To do: Within the records, tally the lines that contain "note" and reply with that number only.

[Excerpts from an interface dataset]
※ ※ ※

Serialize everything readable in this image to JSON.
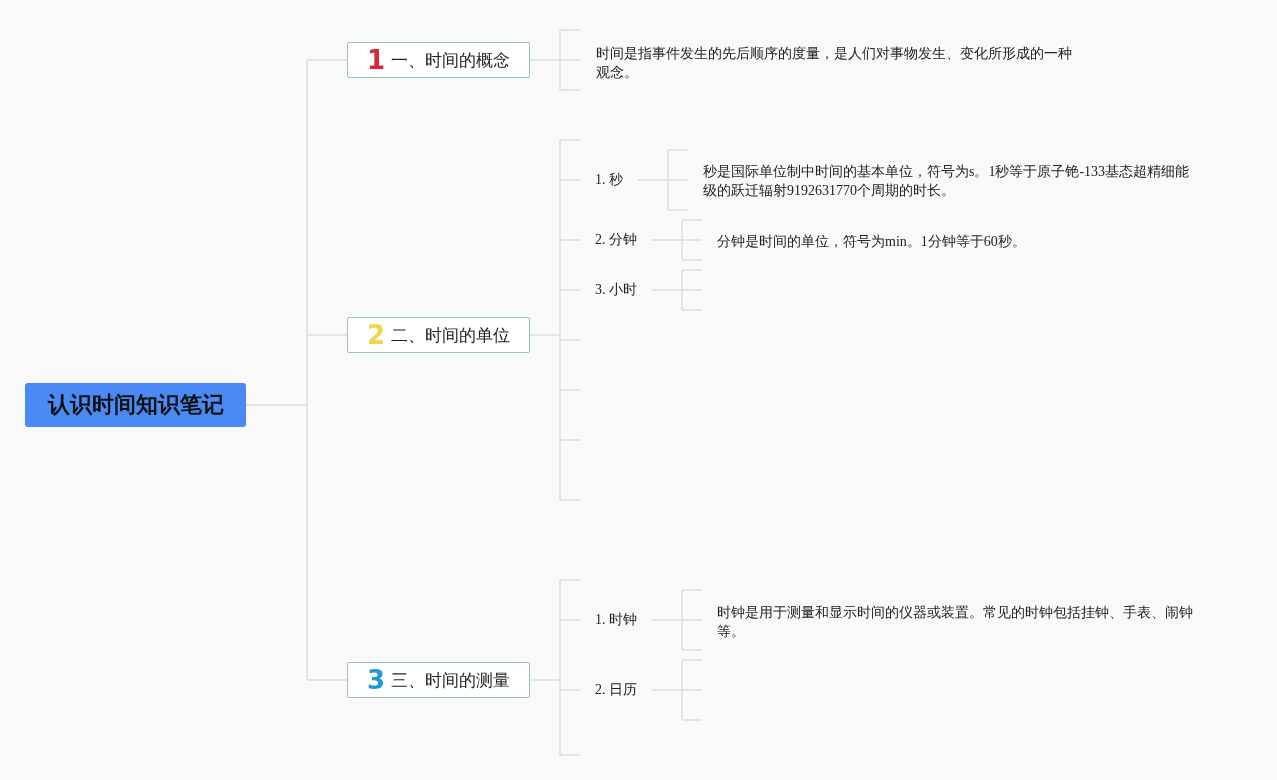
{
  "root": {
    "title": "认识时间知识笔记"
  },
  "branches": [
    {
      "number": "1",
      "color": "#d7263d",
      "title": "一、时间的概念",
      "note": "时间是指事件发生的先后顺序的度量，是人们对事物发生、变化所形成的一种观念。"
    },
    {
      "number": "2",
      "color": "#f2d24b",
      "title": "二、时间的单位",
      "subtopics": [
        {
          "label": "1. 秒",
          "note": "秒是国际单位制中时间的基本单位，符号为s。1秒等于原子铯-133基态超精细能级的跃迁辐射9192631770个周期的时长。"
        },
        {
          "label": "2. 分钟",
          "note": "分钟是时间的单位，符号为min。1分钟等于60秒。"
        },
        {
          "label": "3. 小时"
        }
      ]
    },
    {
      "number": "3",
      "color": "#1f9ad6",
      "title": "三、时间的测量",
      "subtopics": [
        {
          "label": "1. 时钟",
          "note": "时钟是用于测量和显示时间的仪器或装置。常见的时钟包括挂钟、手表、闹钟等。"
        },
        {
          "label": "2. 日历"
        }
      ]
    }
  ]
}
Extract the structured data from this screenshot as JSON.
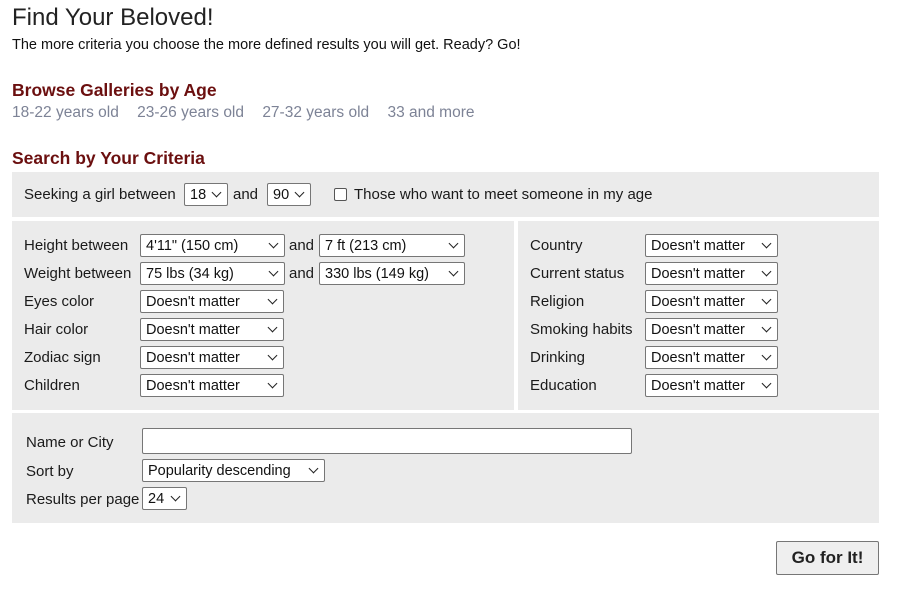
{
  "header": {
    "title": "Find Your Beloved!",
    "subtitle": "The more criteria you choose the more defined results you will get. Ready? Go!"
  },
  "browse": {
    "heading": "Browse Galleries by Age",
    "links": [
      "18-22 years old",
      "23-26 years old",
      "27-32 years old",
      "33 and more"
    ]
  },
  "criteria": {
    "heading": "Search by Your Criteria",
    "seeking": {
      "label_before": "Seeking a girl between",
      "min_age": "18",
      "label_and": "and",
      "max_age": "90",
      "checkbox_label": "Those who want to meet someone in my age"
    },
    "left": {
      "height_label": "Height between",
      "height_from": "4'11\" (150 cm)",
      "height_and": "and",
      "height_to": "7 ft (213 cm)",
      "weight_label": "Weight between",
      "weight_from": "75 lbs (34 kg)",
      "weight_and": "and",
      "weight_to": "330 lbs (149 kg)",
      "fields": [
        {
          "label": "Eyes color",
          "value": "Doesn't matter"
        },
        {
          "label": "Hair color",
          "value": "Doesn't matter"
        },
        {
          "label": "Zodiac sign",
          "value": "Doesn't matter"
        },
        {
          "label": "Children",
          "value": "Doesn't matter"
        }
      ]
    },
    "right": {
      "fields": [
        {
          "label": "Country",
          "value": "Doesn't matter"
        },
        {
          "label": "Current status",
          "value": "Doesn't matter"
        },
        {
          "label": "Religion",
          "value": "Doesn't matter"
        },
        {
          "label": "Smoking habits",
          "value": "Doesn't matter"
        },
        {
          "label": "Drinking",
          "value": "Doesn't matter"
        },
        {
          "label": "Education",
          "value": "Doesn't matter"
        }
      ]
    },
    "bottom": {
      "name_label": "Name or City",
      "name_value": "",
      "sort_label": "Sort by",
      "sort_value": "Popularity descending",
      "per_page_label": "Results per page",
      "per_page_value": "24"
    },
    "submit_label": "Go for It!"
  },
  "colors": {
    "heading": "#6b0f0f",
    "link": "#7d8396",
    "panel": "#ebebeb"
  }
}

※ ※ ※

Output of the task: 4